### SOURCE MATERIAL ###

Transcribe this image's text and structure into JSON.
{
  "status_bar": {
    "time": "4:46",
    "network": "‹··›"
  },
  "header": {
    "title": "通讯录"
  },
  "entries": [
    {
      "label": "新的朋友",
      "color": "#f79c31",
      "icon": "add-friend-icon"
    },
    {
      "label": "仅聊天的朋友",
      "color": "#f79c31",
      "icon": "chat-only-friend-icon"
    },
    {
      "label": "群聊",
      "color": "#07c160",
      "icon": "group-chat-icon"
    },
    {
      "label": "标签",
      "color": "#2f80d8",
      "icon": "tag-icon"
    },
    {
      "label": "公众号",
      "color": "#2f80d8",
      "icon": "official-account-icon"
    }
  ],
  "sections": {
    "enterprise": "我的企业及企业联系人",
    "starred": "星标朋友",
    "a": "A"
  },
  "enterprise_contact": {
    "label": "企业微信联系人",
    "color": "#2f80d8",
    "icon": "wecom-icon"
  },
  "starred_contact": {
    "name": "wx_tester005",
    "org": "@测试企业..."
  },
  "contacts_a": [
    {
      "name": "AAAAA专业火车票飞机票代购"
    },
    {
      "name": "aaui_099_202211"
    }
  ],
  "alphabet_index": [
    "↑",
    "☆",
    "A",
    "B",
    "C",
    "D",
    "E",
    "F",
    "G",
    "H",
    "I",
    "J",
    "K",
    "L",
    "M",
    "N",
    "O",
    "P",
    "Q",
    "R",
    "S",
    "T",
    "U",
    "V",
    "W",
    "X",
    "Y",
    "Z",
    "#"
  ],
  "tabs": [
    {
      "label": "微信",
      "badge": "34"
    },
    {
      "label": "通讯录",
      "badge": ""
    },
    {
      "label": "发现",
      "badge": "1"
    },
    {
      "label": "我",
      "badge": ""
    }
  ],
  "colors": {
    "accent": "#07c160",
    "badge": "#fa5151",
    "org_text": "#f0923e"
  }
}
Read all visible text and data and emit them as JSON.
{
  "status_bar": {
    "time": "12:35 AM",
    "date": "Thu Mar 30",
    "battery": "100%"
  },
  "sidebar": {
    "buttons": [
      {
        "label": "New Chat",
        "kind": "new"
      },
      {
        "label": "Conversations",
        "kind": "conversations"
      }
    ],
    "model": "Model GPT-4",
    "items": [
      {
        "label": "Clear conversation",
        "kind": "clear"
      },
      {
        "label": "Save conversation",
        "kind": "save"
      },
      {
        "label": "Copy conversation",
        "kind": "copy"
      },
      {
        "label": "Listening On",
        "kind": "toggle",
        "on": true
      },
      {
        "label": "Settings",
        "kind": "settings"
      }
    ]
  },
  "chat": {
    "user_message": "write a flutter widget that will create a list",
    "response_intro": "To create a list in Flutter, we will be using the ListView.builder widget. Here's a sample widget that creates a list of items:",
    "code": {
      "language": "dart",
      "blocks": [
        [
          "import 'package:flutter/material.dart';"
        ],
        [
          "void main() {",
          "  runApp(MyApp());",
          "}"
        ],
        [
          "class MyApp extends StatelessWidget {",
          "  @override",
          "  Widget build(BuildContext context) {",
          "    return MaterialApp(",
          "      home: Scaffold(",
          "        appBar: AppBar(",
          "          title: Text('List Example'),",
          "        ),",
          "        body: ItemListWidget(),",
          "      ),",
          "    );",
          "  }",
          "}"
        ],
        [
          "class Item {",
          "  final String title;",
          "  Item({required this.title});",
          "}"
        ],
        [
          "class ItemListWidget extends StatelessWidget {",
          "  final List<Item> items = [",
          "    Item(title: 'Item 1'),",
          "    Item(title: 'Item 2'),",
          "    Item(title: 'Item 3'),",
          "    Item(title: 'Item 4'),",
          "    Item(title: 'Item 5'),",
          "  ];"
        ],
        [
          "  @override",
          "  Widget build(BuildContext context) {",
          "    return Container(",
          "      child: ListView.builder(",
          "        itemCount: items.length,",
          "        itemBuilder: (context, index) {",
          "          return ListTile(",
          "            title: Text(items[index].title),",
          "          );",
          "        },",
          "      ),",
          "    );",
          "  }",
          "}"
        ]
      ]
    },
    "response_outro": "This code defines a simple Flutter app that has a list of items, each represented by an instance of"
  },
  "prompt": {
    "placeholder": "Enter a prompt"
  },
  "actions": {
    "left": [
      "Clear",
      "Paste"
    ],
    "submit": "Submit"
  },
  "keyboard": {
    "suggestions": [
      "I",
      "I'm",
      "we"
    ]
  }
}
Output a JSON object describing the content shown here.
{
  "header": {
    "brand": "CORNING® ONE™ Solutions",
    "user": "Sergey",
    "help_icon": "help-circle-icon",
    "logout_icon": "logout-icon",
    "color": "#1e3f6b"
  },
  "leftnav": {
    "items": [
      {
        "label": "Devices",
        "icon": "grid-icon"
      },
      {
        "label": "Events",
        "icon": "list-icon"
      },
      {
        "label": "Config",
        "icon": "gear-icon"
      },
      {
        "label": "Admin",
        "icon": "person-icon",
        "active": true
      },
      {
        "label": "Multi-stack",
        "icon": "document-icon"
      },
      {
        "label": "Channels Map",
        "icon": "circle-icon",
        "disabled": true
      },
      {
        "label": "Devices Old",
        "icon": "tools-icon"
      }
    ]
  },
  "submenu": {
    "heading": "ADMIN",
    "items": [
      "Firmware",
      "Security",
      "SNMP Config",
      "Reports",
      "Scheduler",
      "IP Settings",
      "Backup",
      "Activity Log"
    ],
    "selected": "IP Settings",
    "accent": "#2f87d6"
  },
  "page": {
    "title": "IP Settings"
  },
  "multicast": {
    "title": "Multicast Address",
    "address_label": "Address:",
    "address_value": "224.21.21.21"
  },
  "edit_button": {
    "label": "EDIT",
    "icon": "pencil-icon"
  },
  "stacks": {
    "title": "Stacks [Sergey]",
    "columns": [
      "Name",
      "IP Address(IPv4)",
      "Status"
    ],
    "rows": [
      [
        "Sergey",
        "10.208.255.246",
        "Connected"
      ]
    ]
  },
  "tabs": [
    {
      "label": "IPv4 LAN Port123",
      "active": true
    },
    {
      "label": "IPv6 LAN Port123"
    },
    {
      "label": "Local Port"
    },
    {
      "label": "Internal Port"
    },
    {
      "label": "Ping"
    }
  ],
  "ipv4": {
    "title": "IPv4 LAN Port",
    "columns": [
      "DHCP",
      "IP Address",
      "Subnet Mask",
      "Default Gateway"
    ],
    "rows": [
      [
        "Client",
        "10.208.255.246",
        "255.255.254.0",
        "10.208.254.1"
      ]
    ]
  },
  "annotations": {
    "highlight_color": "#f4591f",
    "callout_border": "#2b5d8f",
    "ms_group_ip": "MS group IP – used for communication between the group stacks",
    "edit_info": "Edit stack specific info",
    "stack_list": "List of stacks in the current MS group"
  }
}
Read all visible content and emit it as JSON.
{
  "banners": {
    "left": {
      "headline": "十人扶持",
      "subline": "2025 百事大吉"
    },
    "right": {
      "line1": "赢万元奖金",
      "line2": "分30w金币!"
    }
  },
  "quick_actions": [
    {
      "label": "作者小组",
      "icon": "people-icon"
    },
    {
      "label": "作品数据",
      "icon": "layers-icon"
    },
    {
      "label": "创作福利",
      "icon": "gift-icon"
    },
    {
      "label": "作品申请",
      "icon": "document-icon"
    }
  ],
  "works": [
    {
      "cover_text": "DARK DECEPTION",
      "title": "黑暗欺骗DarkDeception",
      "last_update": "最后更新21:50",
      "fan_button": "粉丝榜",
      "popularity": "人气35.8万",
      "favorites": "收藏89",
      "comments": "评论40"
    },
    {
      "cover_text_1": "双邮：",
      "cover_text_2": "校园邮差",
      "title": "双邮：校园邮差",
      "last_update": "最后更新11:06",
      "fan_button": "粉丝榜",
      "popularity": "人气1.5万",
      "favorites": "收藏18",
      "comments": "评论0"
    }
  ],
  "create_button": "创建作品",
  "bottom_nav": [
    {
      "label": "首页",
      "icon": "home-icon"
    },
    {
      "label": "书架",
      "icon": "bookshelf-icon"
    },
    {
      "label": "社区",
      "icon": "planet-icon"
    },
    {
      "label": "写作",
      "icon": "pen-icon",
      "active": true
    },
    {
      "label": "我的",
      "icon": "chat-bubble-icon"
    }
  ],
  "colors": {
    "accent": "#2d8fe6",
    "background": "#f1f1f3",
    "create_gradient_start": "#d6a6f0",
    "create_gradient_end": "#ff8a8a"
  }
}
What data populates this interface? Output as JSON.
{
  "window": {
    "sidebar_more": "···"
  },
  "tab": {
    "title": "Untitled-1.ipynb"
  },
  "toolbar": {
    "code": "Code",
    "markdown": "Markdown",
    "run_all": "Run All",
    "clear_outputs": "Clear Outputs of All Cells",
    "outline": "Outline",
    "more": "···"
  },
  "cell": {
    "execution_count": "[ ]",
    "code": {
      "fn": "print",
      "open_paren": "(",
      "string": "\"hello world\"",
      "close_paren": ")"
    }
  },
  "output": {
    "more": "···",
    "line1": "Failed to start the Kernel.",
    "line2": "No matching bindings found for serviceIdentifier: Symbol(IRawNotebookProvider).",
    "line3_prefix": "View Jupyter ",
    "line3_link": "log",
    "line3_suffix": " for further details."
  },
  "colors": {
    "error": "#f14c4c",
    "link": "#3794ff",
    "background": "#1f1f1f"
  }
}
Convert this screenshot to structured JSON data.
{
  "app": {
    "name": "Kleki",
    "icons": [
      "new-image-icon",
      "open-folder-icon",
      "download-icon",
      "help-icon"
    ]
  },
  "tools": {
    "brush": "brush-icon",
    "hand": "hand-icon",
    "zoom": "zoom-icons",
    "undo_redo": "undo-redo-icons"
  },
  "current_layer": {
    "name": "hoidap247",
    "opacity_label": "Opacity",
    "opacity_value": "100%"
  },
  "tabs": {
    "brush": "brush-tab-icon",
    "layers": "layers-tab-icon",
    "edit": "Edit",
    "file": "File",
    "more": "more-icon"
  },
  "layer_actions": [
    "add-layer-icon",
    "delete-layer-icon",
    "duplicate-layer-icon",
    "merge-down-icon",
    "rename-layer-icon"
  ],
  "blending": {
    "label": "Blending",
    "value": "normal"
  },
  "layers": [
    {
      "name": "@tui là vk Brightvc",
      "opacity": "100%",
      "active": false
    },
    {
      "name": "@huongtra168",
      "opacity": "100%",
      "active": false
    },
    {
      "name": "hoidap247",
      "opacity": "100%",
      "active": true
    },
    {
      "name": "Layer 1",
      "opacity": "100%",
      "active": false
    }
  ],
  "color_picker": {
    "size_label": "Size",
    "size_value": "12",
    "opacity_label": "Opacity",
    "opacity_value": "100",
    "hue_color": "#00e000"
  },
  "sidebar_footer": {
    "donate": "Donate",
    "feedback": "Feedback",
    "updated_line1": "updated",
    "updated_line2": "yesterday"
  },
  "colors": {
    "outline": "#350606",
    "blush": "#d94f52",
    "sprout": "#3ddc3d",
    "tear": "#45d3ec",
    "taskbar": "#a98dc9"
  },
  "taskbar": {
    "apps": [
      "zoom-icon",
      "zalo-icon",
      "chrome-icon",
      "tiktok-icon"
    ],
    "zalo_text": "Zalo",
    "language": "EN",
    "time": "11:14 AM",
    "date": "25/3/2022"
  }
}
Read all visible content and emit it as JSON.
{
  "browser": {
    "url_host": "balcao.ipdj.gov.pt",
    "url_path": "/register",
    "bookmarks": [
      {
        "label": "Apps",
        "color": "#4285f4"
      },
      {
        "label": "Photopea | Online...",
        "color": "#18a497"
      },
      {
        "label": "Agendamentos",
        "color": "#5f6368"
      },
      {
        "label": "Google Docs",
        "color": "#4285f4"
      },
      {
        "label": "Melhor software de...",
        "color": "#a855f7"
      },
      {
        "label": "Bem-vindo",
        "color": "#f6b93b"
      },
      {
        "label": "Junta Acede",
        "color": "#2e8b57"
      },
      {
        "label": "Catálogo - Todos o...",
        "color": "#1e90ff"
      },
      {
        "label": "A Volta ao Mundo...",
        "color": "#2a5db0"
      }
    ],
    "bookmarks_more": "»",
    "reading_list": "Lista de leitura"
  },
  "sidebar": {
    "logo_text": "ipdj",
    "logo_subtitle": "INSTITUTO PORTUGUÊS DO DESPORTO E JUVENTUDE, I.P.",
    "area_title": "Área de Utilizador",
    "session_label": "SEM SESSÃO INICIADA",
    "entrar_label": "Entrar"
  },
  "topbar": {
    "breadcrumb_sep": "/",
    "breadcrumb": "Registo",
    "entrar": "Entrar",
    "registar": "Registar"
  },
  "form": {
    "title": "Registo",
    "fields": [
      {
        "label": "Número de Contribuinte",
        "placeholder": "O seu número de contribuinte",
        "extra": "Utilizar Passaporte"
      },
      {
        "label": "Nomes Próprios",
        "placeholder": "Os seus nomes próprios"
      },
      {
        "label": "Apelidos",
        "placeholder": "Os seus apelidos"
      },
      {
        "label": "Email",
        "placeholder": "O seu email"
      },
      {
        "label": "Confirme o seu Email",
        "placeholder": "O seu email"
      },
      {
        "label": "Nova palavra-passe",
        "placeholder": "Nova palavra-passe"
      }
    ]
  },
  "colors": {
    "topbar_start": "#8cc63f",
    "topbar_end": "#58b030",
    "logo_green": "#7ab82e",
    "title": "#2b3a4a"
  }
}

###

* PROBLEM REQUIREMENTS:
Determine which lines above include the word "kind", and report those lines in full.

* SOLUTION BELOW:
        "kind": "new"
        "kind": "conversations"
        "kind": "clear"
        "kind": "save"
        "kind": "copy"
        "kind": "toggle",
        "kind": "settings"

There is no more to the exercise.